Over a period of six weeks the participants – called Emzingo Fellows – provide expert managerial assistance to social organisations – social entrepreneurs, non-profits and foundations in Johannesburg, South Africa and Lima, Peru – to help them build the long-term skills they need to work efficiently towards increasingly impacting their communities. Since the organisations’ priorities change over in time, the issues the fellows work on also change from programme to programme. In general, Emzingo fellows work on projects related to strategic impact, operational efficiency, and organisational effectiveness.
Through the work of the partner organisations, Emzingo and the fellows effectively address some of the most challenging poverty-related issues including: child education, HIV/AIDS awareness and prevention, sanitation, development of social enterprises, preservation of the environment, and the promotion of gender equality. By taking part in the programme, Emzingo fellows have the unique opportunity to experience foreign environments and cultures first-hand, while learning how to tackle problems with limited resources. They learn how to work in a different cultural context and bring back new models of stakeholder engagement and social impact. And because participants work in teams, they leverage knowledge and experience, foster valuable team and project management competencies, and develop a stronger sense of emotional intelligence.

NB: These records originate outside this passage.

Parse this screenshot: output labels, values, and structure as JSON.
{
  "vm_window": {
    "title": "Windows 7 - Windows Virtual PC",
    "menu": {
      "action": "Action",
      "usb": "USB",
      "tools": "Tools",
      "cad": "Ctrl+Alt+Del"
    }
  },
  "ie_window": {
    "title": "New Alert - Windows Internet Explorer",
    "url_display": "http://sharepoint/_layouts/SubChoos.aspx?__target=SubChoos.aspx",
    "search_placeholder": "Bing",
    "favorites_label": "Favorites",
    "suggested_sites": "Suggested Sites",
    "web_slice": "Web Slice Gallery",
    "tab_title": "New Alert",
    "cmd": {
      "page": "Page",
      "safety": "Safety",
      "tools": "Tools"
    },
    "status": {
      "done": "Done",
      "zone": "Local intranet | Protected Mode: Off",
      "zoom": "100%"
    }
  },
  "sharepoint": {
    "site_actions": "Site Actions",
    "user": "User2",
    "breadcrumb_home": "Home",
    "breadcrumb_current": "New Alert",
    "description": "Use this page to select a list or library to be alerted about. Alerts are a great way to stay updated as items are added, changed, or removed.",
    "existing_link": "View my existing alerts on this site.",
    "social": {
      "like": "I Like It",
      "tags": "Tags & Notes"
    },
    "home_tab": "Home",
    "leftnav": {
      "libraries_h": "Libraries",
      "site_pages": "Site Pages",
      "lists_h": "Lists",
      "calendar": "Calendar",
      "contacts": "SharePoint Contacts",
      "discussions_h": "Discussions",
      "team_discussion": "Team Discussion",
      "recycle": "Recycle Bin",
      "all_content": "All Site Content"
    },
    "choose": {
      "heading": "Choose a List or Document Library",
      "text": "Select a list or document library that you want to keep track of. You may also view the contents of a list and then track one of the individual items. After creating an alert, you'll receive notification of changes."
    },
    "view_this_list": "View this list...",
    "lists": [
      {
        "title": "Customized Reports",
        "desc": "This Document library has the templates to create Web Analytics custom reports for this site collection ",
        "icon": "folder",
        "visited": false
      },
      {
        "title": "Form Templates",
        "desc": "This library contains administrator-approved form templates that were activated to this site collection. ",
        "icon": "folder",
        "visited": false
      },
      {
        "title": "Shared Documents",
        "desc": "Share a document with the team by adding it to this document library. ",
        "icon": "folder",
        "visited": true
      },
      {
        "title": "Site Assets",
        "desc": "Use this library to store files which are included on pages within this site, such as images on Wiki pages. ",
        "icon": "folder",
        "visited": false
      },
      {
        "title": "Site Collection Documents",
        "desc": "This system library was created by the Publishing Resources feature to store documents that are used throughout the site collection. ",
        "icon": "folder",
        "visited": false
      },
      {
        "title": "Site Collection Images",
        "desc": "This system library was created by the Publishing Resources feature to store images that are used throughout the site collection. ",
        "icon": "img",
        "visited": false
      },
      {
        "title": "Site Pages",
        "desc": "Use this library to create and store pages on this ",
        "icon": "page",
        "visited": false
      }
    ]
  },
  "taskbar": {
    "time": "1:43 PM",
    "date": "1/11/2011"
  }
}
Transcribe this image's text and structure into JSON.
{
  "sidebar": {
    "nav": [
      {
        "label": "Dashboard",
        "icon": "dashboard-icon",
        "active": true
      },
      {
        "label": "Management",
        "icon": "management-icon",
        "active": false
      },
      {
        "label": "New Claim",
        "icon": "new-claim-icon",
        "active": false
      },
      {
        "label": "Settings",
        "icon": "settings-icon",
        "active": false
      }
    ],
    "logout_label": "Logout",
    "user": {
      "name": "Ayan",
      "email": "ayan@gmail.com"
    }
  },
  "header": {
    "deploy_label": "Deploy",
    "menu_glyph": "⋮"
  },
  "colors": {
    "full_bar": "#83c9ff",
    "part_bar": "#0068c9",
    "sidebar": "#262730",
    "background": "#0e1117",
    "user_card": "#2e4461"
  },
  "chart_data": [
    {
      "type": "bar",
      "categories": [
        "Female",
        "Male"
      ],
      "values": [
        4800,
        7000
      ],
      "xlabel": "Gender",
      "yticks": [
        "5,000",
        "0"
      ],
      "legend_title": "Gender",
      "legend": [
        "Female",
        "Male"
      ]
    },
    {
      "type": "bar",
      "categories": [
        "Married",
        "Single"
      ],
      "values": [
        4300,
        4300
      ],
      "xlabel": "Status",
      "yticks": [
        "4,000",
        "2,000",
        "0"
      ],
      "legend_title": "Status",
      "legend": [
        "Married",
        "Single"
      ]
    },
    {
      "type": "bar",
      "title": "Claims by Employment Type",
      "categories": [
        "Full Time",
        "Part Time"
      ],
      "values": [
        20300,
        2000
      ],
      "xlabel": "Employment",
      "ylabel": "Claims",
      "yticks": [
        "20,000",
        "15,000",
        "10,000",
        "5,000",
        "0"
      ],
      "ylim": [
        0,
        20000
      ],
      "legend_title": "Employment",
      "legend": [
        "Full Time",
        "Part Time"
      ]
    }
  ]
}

There are certainly a number of inconveniences that might occur during a study trip or an exchange or fellowship programme particularly regarding additional requirements of the hosting country like visas, health insurance and a range of administrative obstacles. Despite all these, though, such programmes and trips make the study not just a sitting-in-a classroom experience where students study maths, finances and accounting. They widen horizons, expand networks, enrich life experience and help participants go beyond natural and artificial boundaries.